== Dataset content ==
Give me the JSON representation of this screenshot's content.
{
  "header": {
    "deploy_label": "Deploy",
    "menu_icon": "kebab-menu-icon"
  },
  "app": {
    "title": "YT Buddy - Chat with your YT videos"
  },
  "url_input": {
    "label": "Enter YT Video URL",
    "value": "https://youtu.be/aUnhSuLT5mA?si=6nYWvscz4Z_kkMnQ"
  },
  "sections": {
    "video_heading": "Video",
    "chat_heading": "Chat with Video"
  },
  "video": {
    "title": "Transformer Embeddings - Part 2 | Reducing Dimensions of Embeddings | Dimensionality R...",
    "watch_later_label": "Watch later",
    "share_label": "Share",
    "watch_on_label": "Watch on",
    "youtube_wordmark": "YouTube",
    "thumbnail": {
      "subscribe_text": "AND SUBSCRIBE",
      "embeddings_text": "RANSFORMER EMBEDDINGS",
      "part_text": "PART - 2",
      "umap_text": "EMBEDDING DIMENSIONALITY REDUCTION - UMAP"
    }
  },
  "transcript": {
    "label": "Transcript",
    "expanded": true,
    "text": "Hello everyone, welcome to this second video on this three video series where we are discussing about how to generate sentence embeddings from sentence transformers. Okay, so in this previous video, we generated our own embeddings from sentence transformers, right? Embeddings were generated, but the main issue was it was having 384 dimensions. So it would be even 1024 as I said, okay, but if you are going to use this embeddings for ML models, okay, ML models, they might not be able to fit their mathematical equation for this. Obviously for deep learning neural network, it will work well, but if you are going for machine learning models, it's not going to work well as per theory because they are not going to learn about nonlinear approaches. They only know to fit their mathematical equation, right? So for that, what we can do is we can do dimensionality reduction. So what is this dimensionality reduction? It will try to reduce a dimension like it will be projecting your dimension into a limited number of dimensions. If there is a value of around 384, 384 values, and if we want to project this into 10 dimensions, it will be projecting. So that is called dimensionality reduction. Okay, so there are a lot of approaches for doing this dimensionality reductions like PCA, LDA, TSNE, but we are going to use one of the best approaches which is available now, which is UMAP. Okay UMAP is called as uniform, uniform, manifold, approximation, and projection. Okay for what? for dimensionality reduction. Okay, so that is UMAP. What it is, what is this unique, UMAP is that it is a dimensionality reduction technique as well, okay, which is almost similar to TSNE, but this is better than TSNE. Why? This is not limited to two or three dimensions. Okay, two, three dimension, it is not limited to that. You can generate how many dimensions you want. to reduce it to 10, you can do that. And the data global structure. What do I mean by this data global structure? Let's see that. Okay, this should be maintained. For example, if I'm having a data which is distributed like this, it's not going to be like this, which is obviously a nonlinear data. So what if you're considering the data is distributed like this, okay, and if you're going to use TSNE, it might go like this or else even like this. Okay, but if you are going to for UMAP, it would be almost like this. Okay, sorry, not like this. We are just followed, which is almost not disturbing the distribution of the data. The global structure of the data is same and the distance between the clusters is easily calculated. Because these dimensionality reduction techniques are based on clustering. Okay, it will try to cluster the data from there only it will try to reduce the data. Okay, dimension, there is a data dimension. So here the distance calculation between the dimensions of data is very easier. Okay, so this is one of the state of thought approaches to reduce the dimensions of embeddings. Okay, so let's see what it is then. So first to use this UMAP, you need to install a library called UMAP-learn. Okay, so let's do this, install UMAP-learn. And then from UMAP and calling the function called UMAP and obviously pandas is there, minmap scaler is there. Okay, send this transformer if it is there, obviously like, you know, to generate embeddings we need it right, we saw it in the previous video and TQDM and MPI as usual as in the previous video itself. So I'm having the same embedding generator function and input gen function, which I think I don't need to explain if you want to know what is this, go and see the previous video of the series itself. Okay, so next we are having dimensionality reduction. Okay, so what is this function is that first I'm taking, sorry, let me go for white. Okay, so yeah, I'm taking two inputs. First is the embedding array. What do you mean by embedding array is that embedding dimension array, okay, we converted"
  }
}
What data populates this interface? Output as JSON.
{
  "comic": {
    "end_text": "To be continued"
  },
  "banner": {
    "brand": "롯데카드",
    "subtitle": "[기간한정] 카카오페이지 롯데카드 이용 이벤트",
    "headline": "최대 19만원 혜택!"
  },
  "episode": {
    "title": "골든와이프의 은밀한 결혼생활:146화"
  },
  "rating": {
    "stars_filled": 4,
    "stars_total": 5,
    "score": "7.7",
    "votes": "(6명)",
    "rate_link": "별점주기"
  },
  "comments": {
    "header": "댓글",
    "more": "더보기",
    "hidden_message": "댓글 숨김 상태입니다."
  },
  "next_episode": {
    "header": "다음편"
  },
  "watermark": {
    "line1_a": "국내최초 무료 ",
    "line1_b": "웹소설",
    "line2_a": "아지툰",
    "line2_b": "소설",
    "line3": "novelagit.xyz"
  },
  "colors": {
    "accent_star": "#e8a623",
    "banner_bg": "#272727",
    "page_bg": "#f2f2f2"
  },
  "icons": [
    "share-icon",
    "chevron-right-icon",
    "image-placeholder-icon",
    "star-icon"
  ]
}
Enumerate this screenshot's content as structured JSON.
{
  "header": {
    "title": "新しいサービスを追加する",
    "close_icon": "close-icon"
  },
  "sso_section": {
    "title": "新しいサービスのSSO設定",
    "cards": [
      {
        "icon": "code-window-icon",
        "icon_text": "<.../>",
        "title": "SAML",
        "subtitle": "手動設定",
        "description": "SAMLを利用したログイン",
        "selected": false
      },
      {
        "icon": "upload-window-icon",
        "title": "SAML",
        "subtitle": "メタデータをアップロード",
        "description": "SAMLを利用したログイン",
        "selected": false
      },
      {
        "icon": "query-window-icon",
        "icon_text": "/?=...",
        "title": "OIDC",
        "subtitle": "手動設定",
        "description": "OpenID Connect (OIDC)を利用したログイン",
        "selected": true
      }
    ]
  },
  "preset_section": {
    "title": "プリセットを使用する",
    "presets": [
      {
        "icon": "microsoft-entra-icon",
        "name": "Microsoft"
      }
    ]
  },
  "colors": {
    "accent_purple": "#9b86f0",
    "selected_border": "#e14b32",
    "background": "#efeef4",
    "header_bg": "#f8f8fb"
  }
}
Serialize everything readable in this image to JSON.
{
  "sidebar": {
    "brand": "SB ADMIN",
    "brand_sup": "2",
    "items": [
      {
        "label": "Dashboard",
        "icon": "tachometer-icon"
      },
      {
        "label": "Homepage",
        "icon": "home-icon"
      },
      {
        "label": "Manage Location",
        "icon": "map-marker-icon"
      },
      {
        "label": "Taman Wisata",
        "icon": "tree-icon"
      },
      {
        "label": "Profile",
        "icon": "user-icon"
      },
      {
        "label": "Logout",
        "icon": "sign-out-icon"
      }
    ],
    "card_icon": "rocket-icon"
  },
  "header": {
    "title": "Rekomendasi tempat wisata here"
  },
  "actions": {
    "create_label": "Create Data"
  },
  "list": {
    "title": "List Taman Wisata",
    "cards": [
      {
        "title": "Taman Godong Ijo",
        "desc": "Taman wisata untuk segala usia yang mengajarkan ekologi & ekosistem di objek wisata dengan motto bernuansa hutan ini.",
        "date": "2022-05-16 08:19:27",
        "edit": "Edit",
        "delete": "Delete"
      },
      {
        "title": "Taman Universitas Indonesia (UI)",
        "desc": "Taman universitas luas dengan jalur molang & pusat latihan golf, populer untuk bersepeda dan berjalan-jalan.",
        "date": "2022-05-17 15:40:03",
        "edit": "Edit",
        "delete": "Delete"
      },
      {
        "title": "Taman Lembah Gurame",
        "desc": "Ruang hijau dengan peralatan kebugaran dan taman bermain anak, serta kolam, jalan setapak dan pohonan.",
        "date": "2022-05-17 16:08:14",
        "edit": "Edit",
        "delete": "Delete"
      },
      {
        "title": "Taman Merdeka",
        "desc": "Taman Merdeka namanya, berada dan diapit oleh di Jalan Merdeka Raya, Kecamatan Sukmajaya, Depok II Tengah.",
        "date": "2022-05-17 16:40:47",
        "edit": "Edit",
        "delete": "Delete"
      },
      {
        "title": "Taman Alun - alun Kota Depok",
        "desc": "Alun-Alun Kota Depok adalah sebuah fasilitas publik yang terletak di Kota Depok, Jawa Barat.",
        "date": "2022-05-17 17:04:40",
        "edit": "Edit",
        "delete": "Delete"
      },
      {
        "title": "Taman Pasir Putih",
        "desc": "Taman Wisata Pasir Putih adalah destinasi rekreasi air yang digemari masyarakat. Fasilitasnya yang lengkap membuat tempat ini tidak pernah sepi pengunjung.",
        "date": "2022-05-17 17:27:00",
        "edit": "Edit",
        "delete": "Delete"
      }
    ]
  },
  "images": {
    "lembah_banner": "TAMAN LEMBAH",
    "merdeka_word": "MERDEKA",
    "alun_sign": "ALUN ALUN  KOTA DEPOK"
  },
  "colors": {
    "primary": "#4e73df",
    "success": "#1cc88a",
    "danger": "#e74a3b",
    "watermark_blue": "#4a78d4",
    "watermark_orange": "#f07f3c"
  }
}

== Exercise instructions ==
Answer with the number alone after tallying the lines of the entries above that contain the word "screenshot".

== Task solution ==
2